■ **Source material**:
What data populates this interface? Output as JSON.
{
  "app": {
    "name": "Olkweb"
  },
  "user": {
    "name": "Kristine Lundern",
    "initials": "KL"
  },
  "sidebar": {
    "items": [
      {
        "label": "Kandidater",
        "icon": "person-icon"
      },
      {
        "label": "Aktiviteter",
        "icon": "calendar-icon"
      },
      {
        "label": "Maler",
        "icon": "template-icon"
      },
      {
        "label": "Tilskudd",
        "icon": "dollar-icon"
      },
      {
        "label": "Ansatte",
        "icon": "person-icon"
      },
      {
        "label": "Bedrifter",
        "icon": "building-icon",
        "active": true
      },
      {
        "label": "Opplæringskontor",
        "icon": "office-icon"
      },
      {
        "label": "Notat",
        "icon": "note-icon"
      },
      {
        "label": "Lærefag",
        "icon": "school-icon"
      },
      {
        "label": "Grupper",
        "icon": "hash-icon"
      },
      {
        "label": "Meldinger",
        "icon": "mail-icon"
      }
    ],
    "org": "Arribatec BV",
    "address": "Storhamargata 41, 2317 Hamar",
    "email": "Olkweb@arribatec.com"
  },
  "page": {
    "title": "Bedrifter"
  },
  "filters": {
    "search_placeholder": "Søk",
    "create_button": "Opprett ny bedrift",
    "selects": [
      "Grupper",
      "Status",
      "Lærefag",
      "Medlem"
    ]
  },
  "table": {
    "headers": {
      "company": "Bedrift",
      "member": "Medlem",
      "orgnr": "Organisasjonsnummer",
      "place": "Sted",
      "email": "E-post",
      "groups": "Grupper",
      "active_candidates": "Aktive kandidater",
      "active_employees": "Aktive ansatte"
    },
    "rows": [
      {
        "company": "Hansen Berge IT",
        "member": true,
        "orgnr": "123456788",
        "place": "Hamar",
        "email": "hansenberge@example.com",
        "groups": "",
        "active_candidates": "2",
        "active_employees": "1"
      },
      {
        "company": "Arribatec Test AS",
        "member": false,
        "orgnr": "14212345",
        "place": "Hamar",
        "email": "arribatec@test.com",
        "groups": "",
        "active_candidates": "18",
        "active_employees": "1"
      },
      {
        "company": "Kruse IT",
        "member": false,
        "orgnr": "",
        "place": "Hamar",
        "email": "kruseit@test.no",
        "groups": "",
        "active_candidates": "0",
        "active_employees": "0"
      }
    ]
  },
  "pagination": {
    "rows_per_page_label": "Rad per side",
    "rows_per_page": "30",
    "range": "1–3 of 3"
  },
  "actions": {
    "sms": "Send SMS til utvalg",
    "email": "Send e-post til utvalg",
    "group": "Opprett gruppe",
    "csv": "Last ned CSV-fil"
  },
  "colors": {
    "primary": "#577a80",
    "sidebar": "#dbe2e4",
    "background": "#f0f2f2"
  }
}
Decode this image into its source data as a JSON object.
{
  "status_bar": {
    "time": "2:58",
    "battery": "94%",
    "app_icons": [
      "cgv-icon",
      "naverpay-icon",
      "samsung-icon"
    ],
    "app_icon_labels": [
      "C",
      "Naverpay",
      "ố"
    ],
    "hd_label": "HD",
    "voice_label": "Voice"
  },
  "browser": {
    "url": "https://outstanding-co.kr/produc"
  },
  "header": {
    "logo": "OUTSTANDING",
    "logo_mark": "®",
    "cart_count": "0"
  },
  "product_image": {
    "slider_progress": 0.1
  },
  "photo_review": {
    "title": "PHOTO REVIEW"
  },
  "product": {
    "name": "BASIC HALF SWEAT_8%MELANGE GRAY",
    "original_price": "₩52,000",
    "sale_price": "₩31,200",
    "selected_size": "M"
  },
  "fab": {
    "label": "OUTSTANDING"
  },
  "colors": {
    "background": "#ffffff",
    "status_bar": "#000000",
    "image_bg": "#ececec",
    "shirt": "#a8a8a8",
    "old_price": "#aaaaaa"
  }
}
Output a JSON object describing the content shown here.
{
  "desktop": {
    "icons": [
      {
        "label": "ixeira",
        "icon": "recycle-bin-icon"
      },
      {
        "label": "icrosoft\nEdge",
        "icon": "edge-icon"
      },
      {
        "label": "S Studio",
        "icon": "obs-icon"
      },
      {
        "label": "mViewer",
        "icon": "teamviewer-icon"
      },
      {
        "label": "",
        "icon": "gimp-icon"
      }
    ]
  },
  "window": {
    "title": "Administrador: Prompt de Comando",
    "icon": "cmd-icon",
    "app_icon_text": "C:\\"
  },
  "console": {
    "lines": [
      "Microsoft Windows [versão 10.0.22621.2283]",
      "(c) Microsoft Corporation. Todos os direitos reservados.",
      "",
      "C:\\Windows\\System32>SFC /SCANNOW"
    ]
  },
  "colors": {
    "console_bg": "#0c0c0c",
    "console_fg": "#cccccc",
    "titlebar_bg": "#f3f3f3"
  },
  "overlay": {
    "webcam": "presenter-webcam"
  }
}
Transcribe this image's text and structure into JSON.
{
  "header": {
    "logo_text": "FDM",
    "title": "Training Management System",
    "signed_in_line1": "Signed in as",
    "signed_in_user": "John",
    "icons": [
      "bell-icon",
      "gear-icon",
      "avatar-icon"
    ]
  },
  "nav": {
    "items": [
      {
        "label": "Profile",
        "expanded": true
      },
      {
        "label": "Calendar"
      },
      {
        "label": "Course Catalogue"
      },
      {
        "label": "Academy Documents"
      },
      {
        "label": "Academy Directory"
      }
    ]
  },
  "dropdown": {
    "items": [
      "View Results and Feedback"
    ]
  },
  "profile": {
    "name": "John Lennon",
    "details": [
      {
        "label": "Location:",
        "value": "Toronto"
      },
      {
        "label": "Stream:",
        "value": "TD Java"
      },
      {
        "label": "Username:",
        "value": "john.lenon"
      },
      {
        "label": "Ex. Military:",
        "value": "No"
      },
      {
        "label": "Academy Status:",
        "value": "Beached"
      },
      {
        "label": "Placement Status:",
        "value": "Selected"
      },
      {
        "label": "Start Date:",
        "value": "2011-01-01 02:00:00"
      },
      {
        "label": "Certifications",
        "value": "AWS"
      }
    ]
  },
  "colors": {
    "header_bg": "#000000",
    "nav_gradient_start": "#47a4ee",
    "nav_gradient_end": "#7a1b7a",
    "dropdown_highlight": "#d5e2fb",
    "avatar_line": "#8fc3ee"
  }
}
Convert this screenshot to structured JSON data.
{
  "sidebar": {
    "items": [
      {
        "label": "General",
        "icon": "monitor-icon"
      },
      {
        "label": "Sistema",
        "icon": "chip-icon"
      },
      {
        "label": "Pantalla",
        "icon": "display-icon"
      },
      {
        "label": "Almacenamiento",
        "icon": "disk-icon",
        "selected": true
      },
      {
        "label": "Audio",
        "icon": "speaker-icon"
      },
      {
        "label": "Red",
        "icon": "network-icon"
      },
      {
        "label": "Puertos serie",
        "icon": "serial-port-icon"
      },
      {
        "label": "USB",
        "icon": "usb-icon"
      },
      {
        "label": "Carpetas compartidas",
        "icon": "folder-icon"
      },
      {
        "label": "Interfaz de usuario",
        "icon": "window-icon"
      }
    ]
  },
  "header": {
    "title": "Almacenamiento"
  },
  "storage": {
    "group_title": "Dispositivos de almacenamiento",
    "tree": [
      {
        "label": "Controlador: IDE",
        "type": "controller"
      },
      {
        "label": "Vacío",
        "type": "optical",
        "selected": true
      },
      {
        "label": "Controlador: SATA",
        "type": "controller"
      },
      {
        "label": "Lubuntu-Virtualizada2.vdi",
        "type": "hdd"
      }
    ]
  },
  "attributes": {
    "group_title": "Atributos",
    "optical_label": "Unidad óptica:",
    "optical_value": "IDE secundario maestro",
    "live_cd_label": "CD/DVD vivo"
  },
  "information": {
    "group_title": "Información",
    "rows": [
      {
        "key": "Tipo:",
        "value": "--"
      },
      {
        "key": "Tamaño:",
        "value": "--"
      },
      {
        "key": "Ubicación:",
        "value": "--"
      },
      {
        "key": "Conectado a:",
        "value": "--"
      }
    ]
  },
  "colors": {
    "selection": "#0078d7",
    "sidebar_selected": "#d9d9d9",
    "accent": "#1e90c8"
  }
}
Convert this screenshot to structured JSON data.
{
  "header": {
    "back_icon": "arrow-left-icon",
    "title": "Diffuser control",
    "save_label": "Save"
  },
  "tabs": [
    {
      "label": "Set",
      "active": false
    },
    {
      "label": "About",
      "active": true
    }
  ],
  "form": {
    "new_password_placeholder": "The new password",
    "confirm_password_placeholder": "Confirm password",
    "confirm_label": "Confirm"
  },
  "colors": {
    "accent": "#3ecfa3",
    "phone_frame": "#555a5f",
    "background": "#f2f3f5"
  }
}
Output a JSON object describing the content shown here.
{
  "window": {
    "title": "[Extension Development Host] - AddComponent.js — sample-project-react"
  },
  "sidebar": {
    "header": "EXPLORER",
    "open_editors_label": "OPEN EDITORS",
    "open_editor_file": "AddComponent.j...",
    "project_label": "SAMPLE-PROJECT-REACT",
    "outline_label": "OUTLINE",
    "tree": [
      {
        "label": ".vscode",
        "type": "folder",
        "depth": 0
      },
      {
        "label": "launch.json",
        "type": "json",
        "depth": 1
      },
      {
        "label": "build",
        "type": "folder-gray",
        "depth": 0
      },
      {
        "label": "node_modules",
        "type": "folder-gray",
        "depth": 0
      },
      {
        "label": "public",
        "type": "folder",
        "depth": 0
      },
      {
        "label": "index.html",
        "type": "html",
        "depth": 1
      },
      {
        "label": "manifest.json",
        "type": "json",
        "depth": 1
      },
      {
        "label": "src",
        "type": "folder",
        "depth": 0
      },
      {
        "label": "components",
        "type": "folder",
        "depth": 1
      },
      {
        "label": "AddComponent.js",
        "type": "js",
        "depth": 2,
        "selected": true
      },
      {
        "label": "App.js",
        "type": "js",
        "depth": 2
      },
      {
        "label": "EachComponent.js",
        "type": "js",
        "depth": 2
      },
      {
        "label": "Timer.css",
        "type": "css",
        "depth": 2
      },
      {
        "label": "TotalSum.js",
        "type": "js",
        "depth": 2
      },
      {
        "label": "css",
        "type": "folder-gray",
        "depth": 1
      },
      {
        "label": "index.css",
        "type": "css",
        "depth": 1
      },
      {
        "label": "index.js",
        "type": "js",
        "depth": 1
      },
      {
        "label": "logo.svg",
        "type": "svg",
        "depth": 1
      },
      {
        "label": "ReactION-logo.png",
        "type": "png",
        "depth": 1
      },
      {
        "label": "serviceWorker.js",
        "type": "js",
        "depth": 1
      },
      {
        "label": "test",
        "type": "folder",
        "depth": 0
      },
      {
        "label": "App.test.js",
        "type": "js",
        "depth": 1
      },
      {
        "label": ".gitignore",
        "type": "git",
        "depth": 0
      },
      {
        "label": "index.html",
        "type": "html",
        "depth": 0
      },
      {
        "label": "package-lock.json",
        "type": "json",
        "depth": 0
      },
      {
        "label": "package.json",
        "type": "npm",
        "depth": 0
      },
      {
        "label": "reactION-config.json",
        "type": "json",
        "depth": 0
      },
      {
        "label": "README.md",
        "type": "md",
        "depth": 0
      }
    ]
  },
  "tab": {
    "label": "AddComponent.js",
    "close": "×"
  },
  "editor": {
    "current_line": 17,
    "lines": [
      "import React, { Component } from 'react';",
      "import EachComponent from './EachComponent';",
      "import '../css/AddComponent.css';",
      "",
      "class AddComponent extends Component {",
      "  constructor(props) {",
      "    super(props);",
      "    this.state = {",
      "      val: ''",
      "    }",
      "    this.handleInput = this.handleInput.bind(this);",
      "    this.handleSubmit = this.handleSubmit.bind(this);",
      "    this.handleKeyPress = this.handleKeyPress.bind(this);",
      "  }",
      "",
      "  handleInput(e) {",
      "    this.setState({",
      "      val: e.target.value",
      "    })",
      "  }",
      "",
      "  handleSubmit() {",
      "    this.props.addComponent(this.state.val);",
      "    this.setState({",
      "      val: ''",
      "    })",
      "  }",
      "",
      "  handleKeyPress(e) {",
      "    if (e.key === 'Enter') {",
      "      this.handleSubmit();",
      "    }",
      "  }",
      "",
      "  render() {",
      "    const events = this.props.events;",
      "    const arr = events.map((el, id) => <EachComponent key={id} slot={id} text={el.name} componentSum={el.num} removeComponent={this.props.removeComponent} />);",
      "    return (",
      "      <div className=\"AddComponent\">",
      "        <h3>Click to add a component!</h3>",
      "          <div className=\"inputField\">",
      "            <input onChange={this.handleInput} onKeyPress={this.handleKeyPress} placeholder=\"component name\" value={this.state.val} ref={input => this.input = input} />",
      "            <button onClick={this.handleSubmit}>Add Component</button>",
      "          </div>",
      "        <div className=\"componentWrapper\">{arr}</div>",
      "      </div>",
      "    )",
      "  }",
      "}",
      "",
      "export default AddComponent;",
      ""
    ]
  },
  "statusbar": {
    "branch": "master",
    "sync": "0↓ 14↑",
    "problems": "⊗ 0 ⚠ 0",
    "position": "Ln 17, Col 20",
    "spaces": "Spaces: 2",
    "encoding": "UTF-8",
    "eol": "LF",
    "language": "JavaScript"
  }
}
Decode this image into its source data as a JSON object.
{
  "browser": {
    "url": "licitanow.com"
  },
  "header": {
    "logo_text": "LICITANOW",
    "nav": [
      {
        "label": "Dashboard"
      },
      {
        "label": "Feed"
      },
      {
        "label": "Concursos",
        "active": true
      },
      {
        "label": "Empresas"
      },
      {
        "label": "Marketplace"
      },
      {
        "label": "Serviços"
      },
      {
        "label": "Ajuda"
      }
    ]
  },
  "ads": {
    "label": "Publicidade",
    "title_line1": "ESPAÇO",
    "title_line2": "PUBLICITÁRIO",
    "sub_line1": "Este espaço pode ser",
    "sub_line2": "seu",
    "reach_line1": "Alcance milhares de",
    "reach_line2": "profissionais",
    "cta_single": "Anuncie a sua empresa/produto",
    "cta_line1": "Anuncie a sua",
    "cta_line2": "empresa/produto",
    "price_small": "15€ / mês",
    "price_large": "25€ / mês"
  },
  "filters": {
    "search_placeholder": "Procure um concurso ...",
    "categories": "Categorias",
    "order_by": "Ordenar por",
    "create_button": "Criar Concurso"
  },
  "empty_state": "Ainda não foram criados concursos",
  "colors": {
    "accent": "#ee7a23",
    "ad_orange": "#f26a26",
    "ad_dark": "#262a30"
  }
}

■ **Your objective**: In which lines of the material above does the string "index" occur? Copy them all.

■ **Response below**:
        "label": "index.html",
        "label": "index.css",
        "label": "index.js",
        "label": "index.html",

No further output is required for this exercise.